Extracted information Block Start

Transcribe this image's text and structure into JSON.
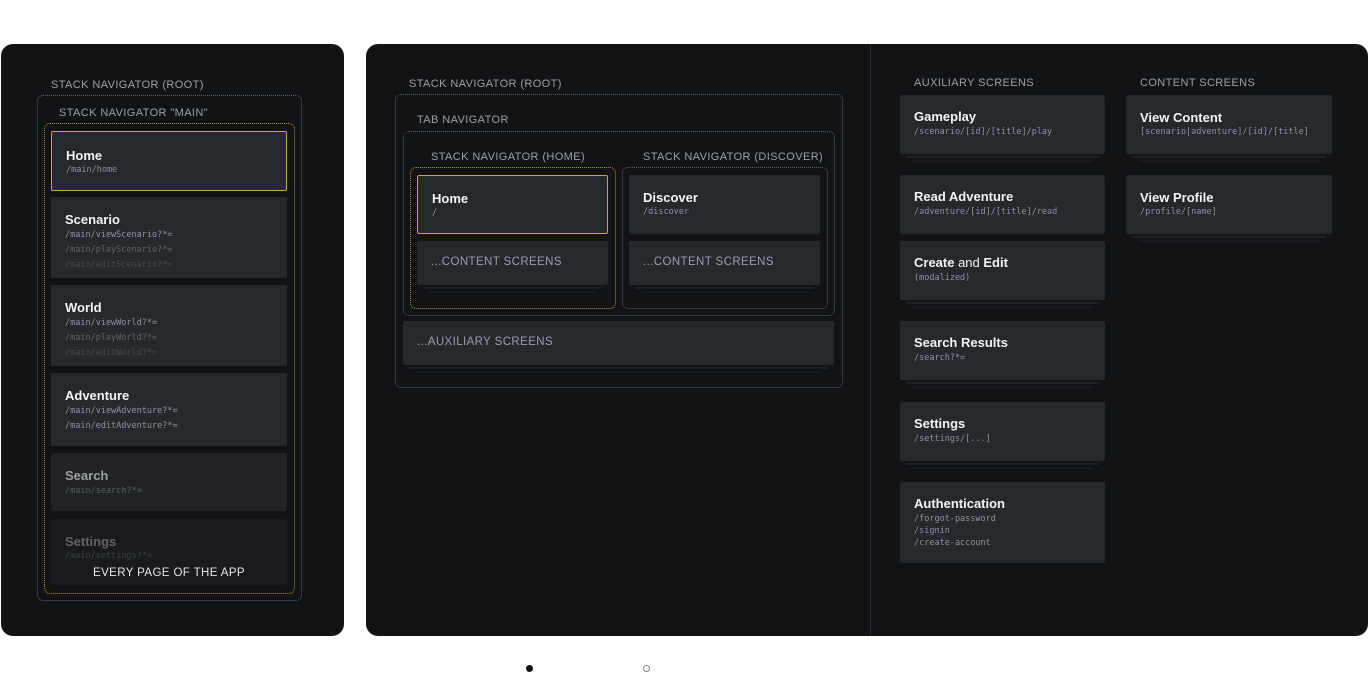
{
  "left": {
    "root_label": "STACK NAVIGATOR (ROOT)",
    "main_label": "STACK NAVIGATOR \"MAIN\"",
    "footer_label": "EVERY PAGE OF THE APP",
    "cards": [
      {
        "title": "Home",
        "routes": [
          "/main/home"
        ]
      },
      {
        "title": "Scenario",
        "routes": [
          "/main/viewScenario?*=",
          "/main/playScenario?*=",
          "/main/editScenario?*="
        ]
      },
      {
        "title": "World",
        "routes": [
          "/main/viewWorld?*=",
          "/main/playWorld?*=",
          "/main/editWorld?*="
        ]
      },
      {
        "title": "Adventure",
        "routes": [
          "/main/viewAdventure?*=",
          "/main/editAdventure?*="
        ]
      },
      {
        "title": "Search",
        "routes": [
          "/main/search?*="
        ]
      },
      {
        "title": "Settings",
        "routes": [
          "/main/settings?*="
        ]
      }
    ]
  },
  "center": {
    "root_label": "STACK NAVIGATOR (ROOT)",
    "tab_label": "TAB NAVIGATOR",
    "home_stack_label": "STACK NAVIGATOR (HOME)",
    "discover_stack_label": "STACK NAVIGATOR (DISCOVER)",
    "home_card": {
      "title": "Home",
      "route": "/"
    },
    "discover_card": {
      "title": "Discover",
      "route": "/discover"
    },
    "content_placeholder": "...CONTENT SCREENS",
    "auxiliary_placeholder": "...AUXILIARY SCREENS"
  },
  "auxiliary": {
    "label": "AUXILIARY SCREENS",
    "cards": [
      {
        "title": "Gameplay",
        "routes": [
          "/scenario/[id]/[title]/play"
        ]
      },
      {
        "title": "Read Adventure",
        "routes": [
          "/adventure/[id]/[title]/read"
        ]
      },
      {
        "title_a": "Create",
        "title_mid": " and ",
        "title_b": "Edit",
        "routes": [
          "(modalized)"
        ]
      },
      {
        "title": "Search Results",
        "routes": [
          "/search?*="
        ]
      },
      {
        "title": "Settings",
        "routes": [
          "/settings/[...]"
        ]
      },
      {
        "title": "Authentication",
        "routes": [
          "/forgot-password",
          "/signin",
          "/create-account"
        ]
      }
    ]
  },
  "content": {
    "label": "CONTENT SCREENS",
    "cards": [
      {
        "title": "View Content",
        "routes": [
          "[scenario|adventure]/[id]/[title]"
        ]
      },
      {
        "title": "View Profile",
        "routes": [
          "/profile/[name]"
        ]
      }
    ]
  },
  "colors": {
    "panel": "#121315",
    "card": "#25282d",
    "highlight": "#d6a236",
    "label": "#9aa0a8"
  },
  "pagination": {
    "active_index": 0,
    "count": 2
  }
}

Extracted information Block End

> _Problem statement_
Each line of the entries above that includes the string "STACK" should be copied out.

> _Answer to the problem_
    "root_label": "STACK NAVIGATOR (ROOT)",
    "main_label": "STACK NAVIGATOR \"MAIN\"",
    "root_label": "STACK NAVIGATOR (ROOT)",
    "home_stack_label": "STACK NAVIGATOR (HOME)",
    "discover_stack_label": "STACK NAVIGATOR (DISCOVER)",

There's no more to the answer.